This post has 11 Simple Fields-fields attached. Show fields.

orange, white and black Icterus icterus perched on a branch
icterus icterus
Icterus icterus (Venezuelan Troupial)

The Venezuelan Troupial is the national bird of Venezuela, is a visually striking member of the New World orioles. It is found not only in Venezuela but also in Colombia and various Caribbean islands including Aruba, Curaçao, Bonaire, Trinidad, and Puerto Rico. There are three subspecies of this bird, each occupying distinct geographic ranges: Icterus icterus icterus in northeastern Colombia and parts of Venezuela, Icterus icterus metae in northwestern Colombia and Venezuelan areas near the Meta river, and Icterus icterus ridgwayi in northeastern Colombia, northwestern Venezuela, and on several islands​​​​. In terms of habitat, the Venezuelan Troupial prefers dry edge environments, commonly found in semi-open savannas, dry woodlands, llanos (tropical grasslands), arid scrubs, or gallery forests. These birds also adapt well to human-modified landscapes, often seen in fruit plantations and gardens​​​​. Physically, Venezuelan Troupials are relatively large birds characterized by lengthy, wedge-shaped tails and long, chisel-like bills. Their striking appearance includes a black head and upper breast, with an uneven boundary between the black and the orange of the bird's lower breast and underside. Notably, they possess a patch of bright blue, naked skin around their yellow eyes, which adds to their distinctive look. The wings are predominantly black with a noticeable white streak running the length of the wing when closed. Juveniles share a similar plumage to adults but are distinguished by a duller orange color and a hint of brown on the black feathers, along with dull blue-grey skin around the eyes​​​​. The Venezuelan Troupial is classified as "Least Concern" on the IUCN Red List.

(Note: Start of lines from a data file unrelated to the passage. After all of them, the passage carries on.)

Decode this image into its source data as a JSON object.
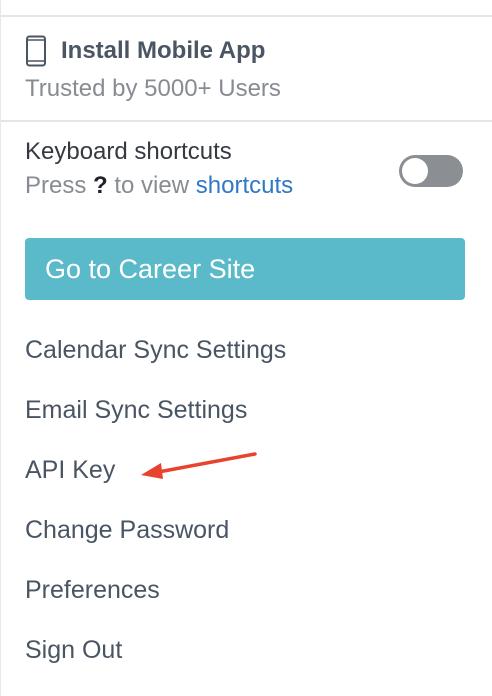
{
  "install": {
    "title": "Install Mobile App",
    "subtitle": "Trusted by 5000+ Users",
    "icon": "mobile-phone-icon"
  },
  "shortcuts": {
    "title": "Keyboard shortcuts",
    "press_text": "Press",
    "key": "?",
    "to_view_text": "to view",
    "link_text": "shortcuts",
    "toggle_on": false
  },
  "career_button": {
    "label": "Go to Career Site",
    "color": "#5bbac9"
  },
  "menu": {
    "items": [
      {
        "label": "Calendar Sync Settings"
      },
      {
        "label": "Email Sync Settings"
      },
      {
        "label": "API Key"
      },
      {
        "label": "Change Password"
      },
      {
        "label": "Preferences"
      },
      {
        "label": "Sign Out"
      }
    ]
  },
  "annotation": {
    "arrow_color": "#e8432e"
  }
}
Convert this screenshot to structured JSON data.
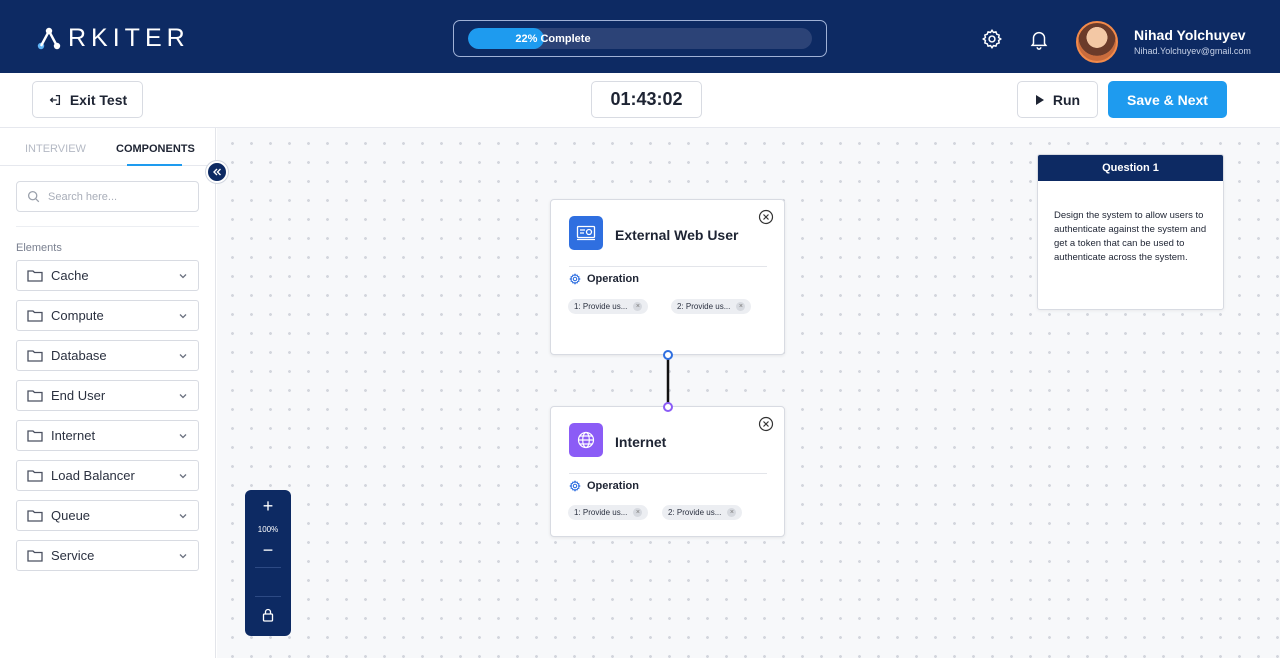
{
  "header": {
    "logo_text": "RKITER",
    "progress": {
      "label": "22% Complete",
      "percent": 22
    },
    "user": {
      "name": "Nihad Yolchuyev",
      "email": "Nihad.Yolchuyev@gmail.com"
    },
    "icons": [
      "settings-icon",
      "bell-icon"
    ]
  },
  "toolbar": {
    "exit_label": "Exit Test",
    "timer": "01:43:02",
    "run_label": "Run",
    "save_label": "Save & Next"
  },
  "sidebar": {
    "tabs": [
      {
        "label": "INTERVIEW",
        "active": false
      },
      {
        "label": "COMPONENTS",
        "active": true
      }
    ],
    "search_placeholder": "Search here...",
    "elements_label": "Elements",
    "elements": [
      {
        "label": "Cache"
      },
      {
        "label": "Compute"
      },
      {
        "label": "Database"
      },
      {
        "label": "End User"
      },
      {
        "label": "Internet"
      },
      {
        "label": "Load Balancer"
      },
      {
        "label": "Queue"
      },
      {
        "label": "Service"
      }
    ]
  },
  "canvas": {
    "nodes": [
      {
        "title": "External Web User",
        "icon": "web-user-icon",
        "icon_color": "#2f6fe0",
        "operation_label": "Operation",
        "chips": [
          "1: Provide us...",
          "2: Provide us..."
        ]
      },
      {
        "title": "Internet",
        "icon": "globe-icon",
        "icon_color": "#8b5cf6",
        "operation_label": "Operation",
        "chips": [
          "1: Provide us...",
          "2: Provide us..."
        ]
      }
    ],
    "question": {
      "title": "Question 1",
      "text": "Design the system to allow users to authenticate against the system and get a token that can be used to authenticate across the system."
    },
    "zoom": {
      "in": "+",
      "level": "100%",
      "out": "−"
    }
  },
  "colors": {
    "navy": "#0d2a63",
    "accent": "#1e9bef",
    "node_blue": "#2f6fe0",
    "node_purple": "#8b5cf6"
  }
}
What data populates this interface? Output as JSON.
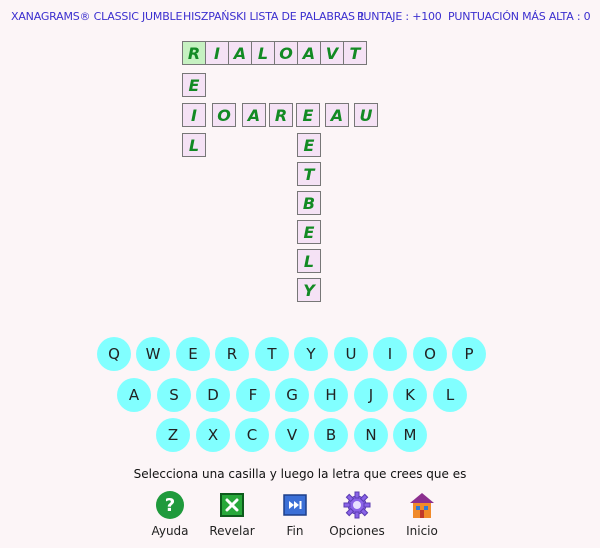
{
  "header": {
    "title": "XANAGRAMS® CLASSIC JUMBLE",
    "list": "HISZPAŃSKI LISTA DE PALABRAS 1",
    "score": "PUNTAJE : +100",
    "high_score": "PUNTUACIÓN MÁS ALTA : 0"
  },
  "grid": {
    "row1": [
      "R",
      "I",
      "A",
      "L",
      "O",
      "A",
      "V",
      "T"
    ],
    "col1": [
      "E",
      "I",
      "L"
    ],
    "row3": [
      "O",
      "A",
      "R",
      "E",
      "A",
      "U"
    ],
    "col5": [
      "E",
      "T",
      "B",
      "E",
      "L",
      "Y"
    ],
    "selected_color": "#c6f1c1",
    "letter_color": "#138a24"
  },
  "keyboard": {
    "row1": [
      "Q",
      "W",
      "E",
      "R",
      "T",
      "Y",
      "U",
      "I",
      "O",
      "P"
    ],
    "row2": [
      "A",
      "S",
      "D",
      "F",
      "G",
      "H",
      "J",
      "K",
      "L"
    ],
    "row3": [
      "Z",
      "X",
      "C",
      "V",
      "B",
      "N",
      "M"
    ],
    "key_color": "#81ffff"
  },
  "instruction": "Selecciona una casilla y luego la letra que crees que es",
  "toolbar": {
    "help": "Ayuda",
    "reveal": "Revelar",
    "end": "Fin",
    "options": "Opciones",
    "home": "Inicio"
  },
  "icons": {
    "help": "question-circle-icon",
    "reveal": "x-box-icon",
    "end": "skip-forward-icon",
    "options": "gear-icon",
    "home": "house-icon"
  }
}
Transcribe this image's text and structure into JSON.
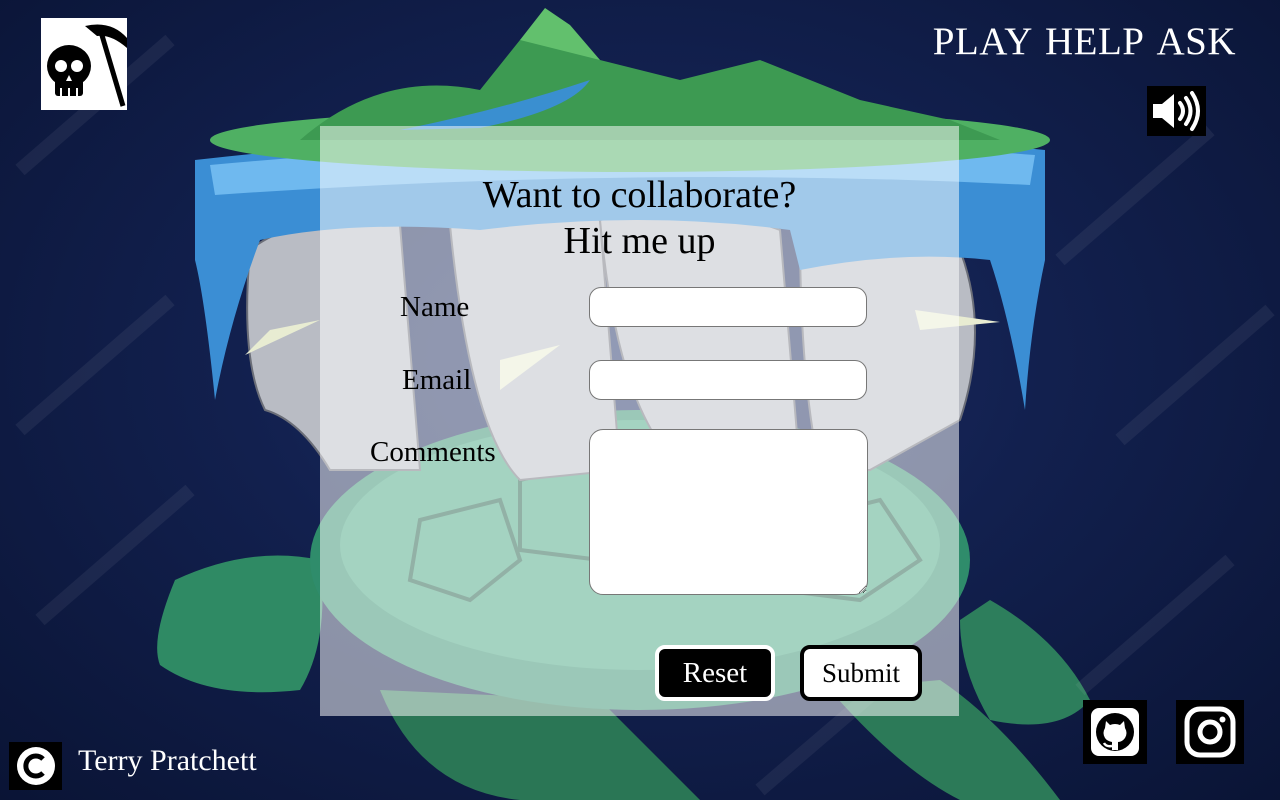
{
  "nav": {
    "items": [
      "PLAY",
      "HELP",
      "ASK"
    ]
  },
  "form": {
    "title_line1": "Want to collaborate?",
    "title_line2": "Hit me up",
    "name_label": "Name",
    "email_label": "Email",
    "comments_label": "Comments",
    "reset_label": "Reset",
    "submit_label": "Submit"
  },
  "footer": {
    "author": "Terry Pratchett"
  },
  "icons": {
    "logo": "skull-scythe-icon",
    "sound": "speaker-volume-icon",
    "copyright": "copyright-icon",
    "github": "github-icon",
    "instagram": "instagram-icon"
  },
  "colors": {
    "background": "#12204e",
    "panel": "rgba(255,255,255,0.52)",
    "reset_bg": "#000000",
    "submit_bg": "#ffffff"
  }
}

Icterus icterus perched on a branch looking to the side

Privacy Policy, Legal Notices and Copyright 2016-2024. Engage the Exotic TM, All Rights Reserved.